“Let every man do what is right in his own eyes!” – John Hancock
December 16th, 1773 was a cold, blistery Boston evening. By 7 pm, the sky would have been pitch black with the only light coming from the stars, candles, and the occasional lantern. The air rolling in off the Atlantic was crisp and biting as it wrapped around the Boston Harbor. On this night, sixty men dressed in Mohawk costumes boarded three ships carrying British tea and tipped, dumped, and stomped into being one history’s greatest, most impactful political protests. It was also the night coffee became America’s drink.
To understand why the Boston Tea Party is so important, and what that meant for coffee, it is important to step back a few years, to the 1760s. America was a British colony at the time, and Britain under King George III was deep in debt after years of war. Hoping to bring in much-needed funds, King George and the British Parliament passed the Stamp Act of 1765, which placed a tax on everything made of paper. This was soon followed by The Quartering Act, which required American colonists to house and feed British soldiers. Two short years later the British Parliament passed the Townshend Acts of 1767, which expanded taxation to basic essentials. The soon-to-be Americans (then referred to as patriots) were livid. If they were going to pay taxes, they wanted voting rights and representation in the British Parliament. James Otis, summing up the colonial sentiment said, “taxation without representation is tyranny”. By the 1770s, Otis’s statement had taken on new life as the American Revolution mantra of “no taxation without representation”.
Tensions steadily increased in the years following the passing of the Townshend Act, with more and more Sons and Daughters (yes, women were politically active!) of Liberty gathering to protest British taxes and, increasingly, British goods. A pivotal shift in what was deemed “right” occurred on March 5, 1770, when British soldiers killed 5 patriots, in what became known as the Boston Massacre. Three years later, with tensions high, and coffeehouse patriots increasingly gathering, and talking, and doing all of those things King George so hated about coffeehouse culture, the British Parliament passed the Tea Act of 1773. The Tea Act was designed to save the British East India Company by giving them a monopoly over the American tea trade.
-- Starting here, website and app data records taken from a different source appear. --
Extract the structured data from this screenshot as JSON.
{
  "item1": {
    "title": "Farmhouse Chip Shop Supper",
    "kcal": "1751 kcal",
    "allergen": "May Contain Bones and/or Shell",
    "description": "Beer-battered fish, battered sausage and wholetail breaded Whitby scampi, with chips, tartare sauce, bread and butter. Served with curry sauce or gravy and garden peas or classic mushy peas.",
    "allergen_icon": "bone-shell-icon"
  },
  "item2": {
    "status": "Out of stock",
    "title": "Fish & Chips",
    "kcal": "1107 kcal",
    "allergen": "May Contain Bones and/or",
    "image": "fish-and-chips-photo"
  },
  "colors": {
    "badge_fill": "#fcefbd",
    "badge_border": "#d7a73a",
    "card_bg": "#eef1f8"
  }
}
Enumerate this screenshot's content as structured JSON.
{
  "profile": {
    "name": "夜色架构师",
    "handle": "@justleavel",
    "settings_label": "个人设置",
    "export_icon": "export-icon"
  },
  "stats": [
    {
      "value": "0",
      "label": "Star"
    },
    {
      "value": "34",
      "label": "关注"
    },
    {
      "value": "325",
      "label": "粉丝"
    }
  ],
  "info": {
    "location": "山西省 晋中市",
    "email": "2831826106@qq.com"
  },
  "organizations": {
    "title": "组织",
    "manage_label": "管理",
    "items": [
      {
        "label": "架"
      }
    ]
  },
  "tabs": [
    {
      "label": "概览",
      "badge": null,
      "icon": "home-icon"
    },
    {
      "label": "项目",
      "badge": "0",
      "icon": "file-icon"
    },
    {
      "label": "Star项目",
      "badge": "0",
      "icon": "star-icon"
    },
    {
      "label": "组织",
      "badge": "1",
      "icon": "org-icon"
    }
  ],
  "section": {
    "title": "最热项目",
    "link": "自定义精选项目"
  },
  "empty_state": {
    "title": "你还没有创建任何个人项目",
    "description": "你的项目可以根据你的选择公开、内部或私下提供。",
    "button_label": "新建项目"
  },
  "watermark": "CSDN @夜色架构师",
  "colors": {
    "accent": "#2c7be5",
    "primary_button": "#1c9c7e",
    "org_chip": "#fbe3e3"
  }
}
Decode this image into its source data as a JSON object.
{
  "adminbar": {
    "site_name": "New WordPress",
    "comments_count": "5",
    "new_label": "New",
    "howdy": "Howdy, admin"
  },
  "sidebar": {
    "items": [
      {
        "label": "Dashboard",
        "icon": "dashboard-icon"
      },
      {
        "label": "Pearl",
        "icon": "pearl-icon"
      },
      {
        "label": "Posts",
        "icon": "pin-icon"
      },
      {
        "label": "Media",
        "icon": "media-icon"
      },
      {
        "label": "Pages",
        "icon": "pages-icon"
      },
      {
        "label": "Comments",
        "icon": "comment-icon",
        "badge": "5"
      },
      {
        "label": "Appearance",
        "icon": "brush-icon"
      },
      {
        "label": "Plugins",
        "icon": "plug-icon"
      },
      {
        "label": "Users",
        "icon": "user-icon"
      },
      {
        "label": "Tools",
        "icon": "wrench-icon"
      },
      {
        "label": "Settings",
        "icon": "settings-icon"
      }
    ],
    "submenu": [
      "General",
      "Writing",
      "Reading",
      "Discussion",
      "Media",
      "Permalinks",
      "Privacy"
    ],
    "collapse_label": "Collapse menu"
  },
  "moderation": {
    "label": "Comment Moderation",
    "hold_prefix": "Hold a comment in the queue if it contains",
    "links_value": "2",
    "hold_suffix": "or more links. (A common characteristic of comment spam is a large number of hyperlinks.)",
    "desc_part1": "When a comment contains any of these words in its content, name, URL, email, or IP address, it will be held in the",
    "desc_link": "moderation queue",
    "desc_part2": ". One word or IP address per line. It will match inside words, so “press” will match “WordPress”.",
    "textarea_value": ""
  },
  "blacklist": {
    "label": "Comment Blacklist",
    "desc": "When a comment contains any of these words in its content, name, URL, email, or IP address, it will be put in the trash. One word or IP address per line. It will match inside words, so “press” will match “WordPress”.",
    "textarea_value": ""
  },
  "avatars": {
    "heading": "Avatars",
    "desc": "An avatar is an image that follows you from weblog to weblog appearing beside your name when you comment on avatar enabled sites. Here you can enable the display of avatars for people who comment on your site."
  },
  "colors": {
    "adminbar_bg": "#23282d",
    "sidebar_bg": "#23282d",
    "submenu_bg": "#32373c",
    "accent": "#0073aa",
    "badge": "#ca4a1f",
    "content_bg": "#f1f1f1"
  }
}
Outraged, the Sons of Liberty, a secret “patriot paramilitary political organization…established to undermine British rule in colonial America”1, began smuggling tea in from Holland, as Bostonians increasingly blacklisted goods shipped over or controlled by the British — tea being the most obvious of staples. No longer in need of British tea, the Sons and Daughters of Liberty, along with thousands of protesters, took to the Boston Harbor on November 28, 1773, and refused to allow the first of three British-controlled tea-carrying ships, the Dartmouth, to unload her goods.
Over the next two weeks, the Sons of Liberty, whose members are still unknown to this day, rallied their fellow patriots, and on December 16, 1773, approximately 7,000 gathered at Boston’s Old South Meeting House to hear John Hancock’s revolutionary call of “Let every man do what is right in his own eyes!”2. Later that evening, 60 axe-wielding men dressed as Mohawk Indians boarded the Dartmouth, the Eleanor, and the Beaver, ordered the crew below deck, and dumped the contents of 342 chests carrying 46 tons of tea valued at £18,000 (approximately $3.5 million today) into the shallow waters of the Boston Harbor. The tide was so low that evening that the ‘Indians’ had to stomp the tea down into the saturated Harbor waters.
That evening, as the crowds cheered in the chilly tea-scented air, coffee became a symbol of American patriotism. Once deemed ‘seditious’ by King George III, drinking coffee was now viewed as an act of American liberty, freedom, and representation. Years later, Thomas Jefferson, by then a devout coffee drinker, declared his coffee “the favorite beverage of the civilized world”3. Today, America is still one of the world’s highest coffee consuming nations, drinking an estimated 146 billion cups per year. As you sit there reading this (hopefully with a cup O’Joe in hand!), I hope you feel a renewed sense of pride in being an American, in being a coffee drinker, and in knowing that your vote, your representation matters.
Fun facts on the Boston Tea Party!
The Daughters of Liberty were instrumental to the success of the Boston Tea Party. The Daughters created safe houses for the 60 men who tea tossed during the Boston Tea Party and, Sarah Bradlee Fulton, often referred to as the “Mother Of The Boston Tea Party”, proposed the idea of wearing costumes to avoid identification. Sarah, an ardent activist, later served as a spy under the orders of George Washington during the Revolutionary War4.
Benjamin Franklin, an American Founding Father, flamed the public rage with a little ditty he shared with the masses5:
There was a second Boston Tea Party, on March 1774, where approximately 30 chests full of tea were dumped into the Harbor6.
History of Coffee in America: From Colonial Days to Your Cup
“The Sublimity of it, charms me!”: John Adams and the Boston Tea Party